"The red light camera bill is an effective way of enforcing traffic law, preventing accidents and increasing local revenue," stated Senator Thompson. "While law enforcement is conscientious of speeding and red light runners, they cannot continually monitor every intersection and red light cameras provide a significant increase in enforcement."

This is technology that, once a traffic light turns red, a camera turns on and records any license plate in the designated area. In New York City, this is often people who "block the box" and disrupt the flow of traffic; in locales such as Nassau and Suffolk County and Yonkers, as well as Upstate cities such as Rochester and Buffalo, it is typically people speeding, who drive through red lights placing themselves and others at great risk. This bill allows for fifty red light cameras to be sited in each location.

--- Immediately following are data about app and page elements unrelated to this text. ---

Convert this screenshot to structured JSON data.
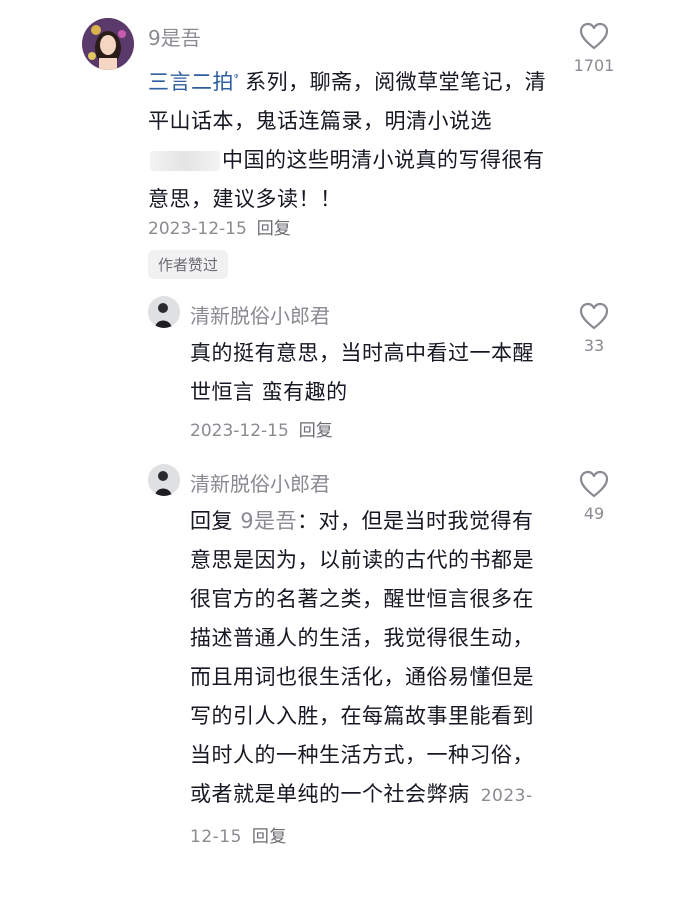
{
  "comments": [
    {
      "user": "9是吾",
      "link_text": "三言二拍",
      "body_after_link": "系列，聊斋，阅微草堂笔记，清平山话本，鬼话连篇录，明清小说选",
      "body_after_redact": "中国的这些明清小说真的写得很有意思，建议多读！！",
      "date": "2023-12-15",
      "reply_label": "回复",
      "badge": "作者赞过",
      "likes": "1701"
    },
    {
      "user": "清新脱俗小郎君",
      "body": "真的挺有意思，当时高中看过一本醒世恒言 蛮有趣的",
      "date": "2023-12-15",
      "reply_label": "回复",
      "likes": "33"
    },
    {
      "user": "清新脱俗小郎君",
      "reply_prefix": "回复",
      "reply_to": "9是吾",
      "body": "：对，但是当时我觉得有意思是因为，以前读的古代的书都是很官方的名著之类，醒世恒言很多在描述普通人的生活，我觉得很生动，而且用词也很生活化，通俗易懂但是写的引人入胜，在每篇故事里能看到当时人的一种生活方式，一种习俗，或者就是单纯的一个社会弊病",
      "date": "2023-12-15",
      "reply_label": "回复",
      "likes": "49"
    }
  ],
  "icons": {
    "search_mark": "ᵠ"
  }
}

¬Acc¬ording to the Insurance Institute for Highway Safety, twenty-two percent of all traffic accidents in the United States are caused by drivers running red lights. Every year, these accidents kill some 800 people and rack up an estimated $7 billio¬n dollars in property damage, medical bills, lost productivity and insurance hikes. This particular traffic violation seems to be on the rise. In many areas, red-light violations have increased by ten percent or more since the 1980s.

More and more cities are installing red-light cameras to get these kinds of traffic violations under control. These fully automated devices collect all of the evidence authorities need to prosecute light-runners. If a camera catches a driver speeding through an intersection, a ticket (along with a photograph of the violation) will arrive in the mail a month or two later.